Rowley said the Plan Commission recommends the board at least apply for the program.
Board members did not balk at the $5,000 price tag, although there was much discussion about the option of making two payments.
“Can one be in December and one in January?” asked Baileys Harbor Town Board Chair Don Sitte to a round of laughter.
And no one balked at the other commitment – the team that comes in for three days expects to be staying with locals. That’s part of the deal.
“They really want to get to know the community,” Rowley said.
Door County UW-Extension agent Rob Burke was at both meetings. He told the board if the application is submitted by the end of June, the town will be considered for a session scheduled for Nov. 5-7.
“I think it’s a good idea,” Sitte said, and the board unanimously agreed.
Two other potentially big-ticket items were put on the back burner while the town awaits an appraisal of 80 acres that were offered for sale by Joe Parent, property that adjoins the town’s wastewater treatment plant and runs down to Hwy. 57.
At the same May 4 Plan Commission meeting, town supervisor Peter Jacobs presented a concept for the 80-acre site that included room to expand the wastewater treatment plant, a passive recreation area (extending bike and hiking trails), and affordable housing. His thought was that with such a program, the town could tap into grants to recoup at least some of the price tag of the property (the asking price is $612,000), a thought reaffirmed by Door County Planning Dept. head and Baileys Harbor resident Mariah Goode, who was in the audience and identified the zoning Jacobs envisioned as a “conservation subdivision.”
“Let’s see how much it costs first,” Sitte said. “I think everything’s on hold at this point until we get the appraisal,” referring to the appraisal that he said he hopes to have in hand by the end of May.
Sitte charged the Plan Commission with continuing its investigation into what to do with the property if the town should decide to buy it.
Earlier in the meeting, Sitte and the board had charged the Baileys Harbor Community Association (BHCA) with researching the pros and cons of that organization being absorbed by the town.
BHCA Board member Steve Leonard, Events and Marketing Coordinator Brynn Swanson and Treasurer/Longest Tenured Board Member Paul Salm said the request was based mostly on the difficulty of maintaining an oversight board to make things happen. Salm said the organization didn’t have a quorum for more than a year, thus was acting illegally, although he added that Swanson’s arrival in 2012 has brought more credibility to the mission.
“I don’t understand the advantage,” said Supervisor Peter Jacobs. “As a 5019(c)3, won’t you lose your funding sources?”
“We need to investigate all that,” Leonard said.

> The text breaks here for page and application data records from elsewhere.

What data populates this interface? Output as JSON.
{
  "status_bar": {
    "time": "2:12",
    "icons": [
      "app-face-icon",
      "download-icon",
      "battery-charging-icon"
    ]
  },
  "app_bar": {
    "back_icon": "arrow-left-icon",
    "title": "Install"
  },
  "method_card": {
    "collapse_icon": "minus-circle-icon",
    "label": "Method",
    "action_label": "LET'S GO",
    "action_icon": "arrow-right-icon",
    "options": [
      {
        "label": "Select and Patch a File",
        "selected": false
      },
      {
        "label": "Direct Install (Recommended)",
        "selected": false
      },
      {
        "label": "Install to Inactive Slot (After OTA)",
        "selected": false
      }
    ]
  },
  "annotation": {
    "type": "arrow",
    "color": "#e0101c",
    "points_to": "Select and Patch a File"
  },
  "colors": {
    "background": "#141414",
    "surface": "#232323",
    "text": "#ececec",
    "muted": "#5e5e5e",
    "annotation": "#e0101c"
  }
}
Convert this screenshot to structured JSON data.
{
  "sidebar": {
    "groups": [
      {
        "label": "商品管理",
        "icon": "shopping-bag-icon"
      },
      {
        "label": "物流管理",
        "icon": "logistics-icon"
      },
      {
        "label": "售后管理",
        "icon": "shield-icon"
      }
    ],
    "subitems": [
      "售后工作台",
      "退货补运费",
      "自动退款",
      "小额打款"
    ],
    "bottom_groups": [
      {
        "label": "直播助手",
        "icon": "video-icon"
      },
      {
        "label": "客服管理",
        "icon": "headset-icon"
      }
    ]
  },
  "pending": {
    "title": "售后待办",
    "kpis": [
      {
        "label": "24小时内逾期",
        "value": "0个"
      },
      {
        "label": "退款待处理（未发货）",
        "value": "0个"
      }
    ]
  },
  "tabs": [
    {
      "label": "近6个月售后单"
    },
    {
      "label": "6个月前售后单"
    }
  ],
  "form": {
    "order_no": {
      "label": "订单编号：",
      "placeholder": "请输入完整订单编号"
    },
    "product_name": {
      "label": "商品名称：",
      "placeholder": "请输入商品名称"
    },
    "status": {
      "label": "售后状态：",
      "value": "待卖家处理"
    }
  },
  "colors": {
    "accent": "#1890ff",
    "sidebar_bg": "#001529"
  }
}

Sitte, too, wondered about the advantages of bringing the BHCA under the town’s wing. He said he could see no benefit to the town, but suggested they draft a proposal, “at no expense to the town,” illuminating why the town should absorb the BHCA.